Public pressure continues to build against some companies that use mandatory arbitration provisions. Tech giants and even law firms have come under the microscope in recent months for including them in their employment agreements, with some even dropping the provisions. And since before that, the #MeToo movement has called attention to companies that require workers to arbitrate sexual misconduct and harassment claims out of court.
But the question is what long-term effects, if any, the public pressure will have while companies have leeway to implement those provisions under federal law.
Companies that require their employees and customers to arbitrate claims against them have enjoyed the support of the U.S. Supreme Court’s reading of the Federal Arbitration Act. By including mandatory arbitration provisions in employment or purchasing agreements, many companies have avoided defending costly class actions and instead required more plaintiffs to bring claims against them on an individual basis.
A 2017 study by the Economic Policy Institute found that more than 55 percent of U.S. workers are bound by mandatory arbitration provisions, and about 65 percent of companies with 1,000 or more employees had mandatory arbitration procedures.
But some companies are rethinking those provisions. In February, Google announced it would end its practice of requiring arbitration for any work disputes effective March 21. The decision came after Google employees protested the practice, with 20,000 of them staging walkouts in November.
Other tech companies, including AirBnB, eBay and Facebook, have announced they would no longer require workers to arbitrate sexual misconduct and harassment claims.
The movement against mandatory arbitration has also enveloped law rms.
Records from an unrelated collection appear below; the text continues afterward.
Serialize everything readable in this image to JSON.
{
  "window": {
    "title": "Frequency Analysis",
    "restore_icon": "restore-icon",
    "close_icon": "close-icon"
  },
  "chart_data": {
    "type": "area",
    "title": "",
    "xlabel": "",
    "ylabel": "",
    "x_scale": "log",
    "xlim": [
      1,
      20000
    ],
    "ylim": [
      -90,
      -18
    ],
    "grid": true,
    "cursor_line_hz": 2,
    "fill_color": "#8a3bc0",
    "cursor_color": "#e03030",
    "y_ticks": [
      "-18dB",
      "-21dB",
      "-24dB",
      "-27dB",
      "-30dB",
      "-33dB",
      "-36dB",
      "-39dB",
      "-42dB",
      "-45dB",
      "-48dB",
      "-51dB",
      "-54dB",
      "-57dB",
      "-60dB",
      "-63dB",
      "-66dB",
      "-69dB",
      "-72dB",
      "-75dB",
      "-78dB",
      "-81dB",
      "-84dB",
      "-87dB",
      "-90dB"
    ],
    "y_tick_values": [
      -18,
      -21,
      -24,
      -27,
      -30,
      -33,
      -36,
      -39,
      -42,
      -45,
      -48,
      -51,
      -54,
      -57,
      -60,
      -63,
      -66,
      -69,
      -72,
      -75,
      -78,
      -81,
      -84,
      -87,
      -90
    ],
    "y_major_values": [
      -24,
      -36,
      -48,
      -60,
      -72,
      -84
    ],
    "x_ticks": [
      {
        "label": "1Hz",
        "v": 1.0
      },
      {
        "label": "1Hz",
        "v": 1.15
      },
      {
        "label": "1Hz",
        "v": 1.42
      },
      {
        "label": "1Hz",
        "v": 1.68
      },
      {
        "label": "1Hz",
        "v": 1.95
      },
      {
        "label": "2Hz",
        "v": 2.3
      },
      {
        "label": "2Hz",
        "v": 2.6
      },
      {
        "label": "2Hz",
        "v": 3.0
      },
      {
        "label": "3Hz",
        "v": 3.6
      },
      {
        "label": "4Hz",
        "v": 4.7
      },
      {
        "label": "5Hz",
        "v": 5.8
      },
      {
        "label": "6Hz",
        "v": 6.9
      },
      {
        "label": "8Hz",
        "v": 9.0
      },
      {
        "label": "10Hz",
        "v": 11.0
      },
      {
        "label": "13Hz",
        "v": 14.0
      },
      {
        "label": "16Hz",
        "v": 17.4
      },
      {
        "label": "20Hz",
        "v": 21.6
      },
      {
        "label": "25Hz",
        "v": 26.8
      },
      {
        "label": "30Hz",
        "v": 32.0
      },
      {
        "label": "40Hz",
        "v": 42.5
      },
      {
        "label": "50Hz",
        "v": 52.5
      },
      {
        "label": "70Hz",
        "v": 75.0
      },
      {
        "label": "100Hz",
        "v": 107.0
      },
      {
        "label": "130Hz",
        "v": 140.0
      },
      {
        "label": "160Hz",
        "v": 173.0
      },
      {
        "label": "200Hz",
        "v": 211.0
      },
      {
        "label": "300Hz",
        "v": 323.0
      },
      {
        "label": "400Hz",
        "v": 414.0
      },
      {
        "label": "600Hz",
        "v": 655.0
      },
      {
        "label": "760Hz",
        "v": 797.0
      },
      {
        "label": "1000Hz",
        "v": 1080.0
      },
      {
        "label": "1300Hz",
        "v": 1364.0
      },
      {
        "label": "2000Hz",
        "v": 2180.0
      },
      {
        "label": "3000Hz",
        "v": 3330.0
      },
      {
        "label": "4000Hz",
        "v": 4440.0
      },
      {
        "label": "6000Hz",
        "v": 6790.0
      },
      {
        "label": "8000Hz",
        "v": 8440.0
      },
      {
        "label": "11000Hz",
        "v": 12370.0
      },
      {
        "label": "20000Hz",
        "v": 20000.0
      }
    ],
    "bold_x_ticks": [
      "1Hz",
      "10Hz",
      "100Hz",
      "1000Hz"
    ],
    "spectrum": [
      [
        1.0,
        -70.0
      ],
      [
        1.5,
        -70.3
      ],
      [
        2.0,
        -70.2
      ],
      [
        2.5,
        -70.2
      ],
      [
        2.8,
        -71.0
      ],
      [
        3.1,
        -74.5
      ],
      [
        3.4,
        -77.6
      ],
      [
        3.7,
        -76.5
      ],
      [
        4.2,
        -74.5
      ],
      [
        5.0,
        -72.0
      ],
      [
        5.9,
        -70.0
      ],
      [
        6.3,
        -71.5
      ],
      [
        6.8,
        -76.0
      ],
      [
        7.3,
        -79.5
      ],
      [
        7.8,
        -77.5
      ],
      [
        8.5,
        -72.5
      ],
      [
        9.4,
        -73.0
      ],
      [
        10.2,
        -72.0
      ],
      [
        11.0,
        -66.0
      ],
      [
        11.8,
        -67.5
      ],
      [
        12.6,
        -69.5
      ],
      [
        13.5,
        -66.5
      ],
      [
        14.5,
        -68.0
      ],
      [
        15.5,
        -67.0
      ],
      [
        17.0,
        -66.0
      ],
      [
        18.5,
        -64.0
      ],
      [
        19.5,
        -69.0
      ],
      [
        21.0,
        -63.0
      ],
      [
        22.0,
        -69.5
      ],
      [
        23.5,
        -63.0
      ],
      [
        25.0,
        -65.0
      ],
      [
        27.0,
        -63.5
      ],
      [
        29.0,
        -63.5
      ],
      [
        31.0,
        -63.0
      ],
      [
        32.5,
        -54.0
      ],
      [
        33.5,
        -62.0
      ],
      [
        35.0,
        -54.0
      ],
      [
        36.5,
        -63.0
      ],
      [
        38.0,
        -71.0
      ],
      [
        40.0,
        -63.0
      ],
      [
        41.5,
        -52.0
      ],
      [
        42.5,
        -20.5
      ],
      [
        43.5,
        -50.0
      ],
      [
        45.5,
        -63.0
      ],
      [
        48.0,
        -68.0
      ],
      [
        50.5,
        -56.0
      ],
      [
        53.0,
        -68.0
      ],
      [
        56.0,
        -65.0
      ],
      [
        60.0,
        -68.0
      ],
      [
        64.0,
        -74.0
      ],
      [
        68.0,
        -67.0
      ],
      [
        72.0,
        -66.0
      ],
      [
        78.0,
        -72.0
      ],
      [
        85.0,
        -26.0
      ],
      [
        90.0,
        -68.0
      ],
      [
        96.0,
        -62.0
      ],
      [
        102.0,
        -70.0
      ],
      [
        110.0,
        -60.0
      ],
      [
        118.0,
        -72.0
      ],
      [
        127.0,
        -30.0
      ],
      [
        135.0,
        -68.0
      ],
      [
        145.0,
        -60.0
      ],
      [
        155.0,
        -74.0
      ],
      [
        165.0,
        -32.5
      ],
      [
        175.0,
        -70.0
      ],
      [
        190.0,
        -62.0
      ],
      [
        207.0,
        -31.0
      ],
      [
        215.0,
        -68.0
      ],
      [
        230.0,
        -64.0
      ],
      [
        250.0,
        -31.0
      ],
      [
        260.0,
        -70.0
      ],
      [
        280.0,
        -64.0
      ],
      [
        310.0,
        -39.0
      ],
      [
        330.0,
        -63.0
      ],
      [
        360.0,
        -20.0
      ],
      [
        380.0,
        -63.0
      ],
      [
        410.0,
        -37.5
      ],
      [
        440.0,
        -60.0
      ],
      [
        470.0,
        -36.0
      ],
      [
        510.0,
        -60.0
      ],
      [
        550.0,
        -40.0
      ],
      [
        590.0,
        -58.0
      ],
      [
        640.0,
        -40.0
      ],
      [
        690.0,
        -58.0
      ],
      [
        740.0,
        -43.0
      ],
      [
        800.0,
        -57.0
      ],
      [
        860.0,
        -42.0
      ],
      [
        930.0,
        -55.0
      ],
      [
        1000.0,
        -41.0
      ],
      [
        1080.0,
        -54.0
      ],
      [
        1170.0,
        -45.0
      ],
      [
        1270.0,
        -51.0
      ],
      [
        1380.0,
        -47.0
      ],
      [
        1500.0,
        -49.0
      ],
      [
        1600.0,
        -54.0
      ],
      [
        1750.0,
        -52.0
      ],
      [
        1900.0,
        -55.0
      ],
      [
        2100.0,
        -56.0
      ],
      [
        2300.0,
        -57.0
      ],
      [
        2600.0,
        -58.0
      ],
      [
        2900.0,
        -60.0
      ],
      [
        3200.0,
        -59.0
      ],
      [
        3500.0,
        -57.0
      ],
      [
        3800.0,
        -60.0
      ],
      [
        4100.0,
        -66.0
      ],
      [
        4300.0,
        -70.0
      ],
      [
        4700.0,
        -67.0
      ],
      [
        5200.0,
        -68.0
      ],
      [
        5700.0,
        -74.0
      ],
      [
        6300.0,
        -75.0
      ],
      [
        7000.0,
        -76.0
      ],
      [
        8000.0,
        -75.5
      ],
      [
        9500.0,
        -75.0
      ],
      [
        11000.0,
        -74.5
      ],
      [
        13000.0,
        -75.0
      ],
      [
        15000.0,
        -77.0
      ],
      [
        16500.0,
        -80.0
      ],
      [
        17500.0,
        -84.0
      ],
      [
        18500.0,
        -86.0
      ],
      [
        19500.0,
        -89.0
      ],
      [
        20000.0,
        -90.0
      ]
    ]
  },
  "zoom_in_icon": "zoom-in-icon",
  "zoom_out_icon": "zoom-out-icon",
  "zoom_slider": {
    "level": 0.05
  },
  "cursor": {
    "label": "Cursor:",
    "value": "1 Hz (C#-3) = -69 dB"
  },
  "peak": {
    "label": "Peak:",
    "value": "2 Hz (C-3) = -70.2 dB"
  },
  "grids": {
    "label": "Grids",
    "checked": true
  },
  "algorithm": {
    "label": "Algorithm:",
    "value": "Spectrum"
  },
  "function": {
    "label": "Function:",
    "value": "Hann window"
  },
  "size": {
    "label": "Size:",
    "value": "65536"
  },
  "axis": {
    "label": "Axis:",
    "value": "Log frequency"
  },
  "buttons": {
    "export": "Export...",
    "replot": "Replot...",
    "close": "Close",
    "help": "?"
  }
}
On Tuesday, a group of Harvard Law students demonstrated in front of the Washington, D.C., offices of Big Law firms DLA Piper and Venable to protest their apparent use of mandatory arbitration clauses.
The student group, the Pipeline Parity Project, also called on the National Association for Law Placement to poll law firms on whether they require associates and non-lawyer employees to sign arbitration or non-disclosure agreements, and add those responses to its Directory of Legal Employers.
ARBITRATION PROVISIONS UNDER THE SPOTLIGHT
The growing antipathy against mandatory arbitration is leading more employers than just tech companies to rethink those policies.
“It is a concern for employers,” said John Husband, a management-side labor and employment litigator who is a partner at Holland & Hart in Denver. “I’m sure DLA Piper is looking at their policy right now.”
Husband said many employers are being cautious right now when it comes to mandatory arbitration policies. “If they don’t have [a mandatory arbitration agreement], they’re likely to not have one going forward.”
But Colorado employers that do have those agreements don’t face the same scrutiny as high-pro file employers in Silicon Valley or on the East Coast, Husband added. For example, employers might be more responsive to employee pressure in California, where there’s the Private Attorneys General Act that allows workers to bring a private action against them for labor code violations. “It’s a different environment out there,” Husband said. Still, with workers demonstrating against arbitration provisions, “it doesn’t mean Colorado employers aren’t watching that,” he added.
While arbitration can help large companies reduce their legal exposure to various claims, it also has its drawbacks, and companies should be thoughtful about how they implement them, Husband said.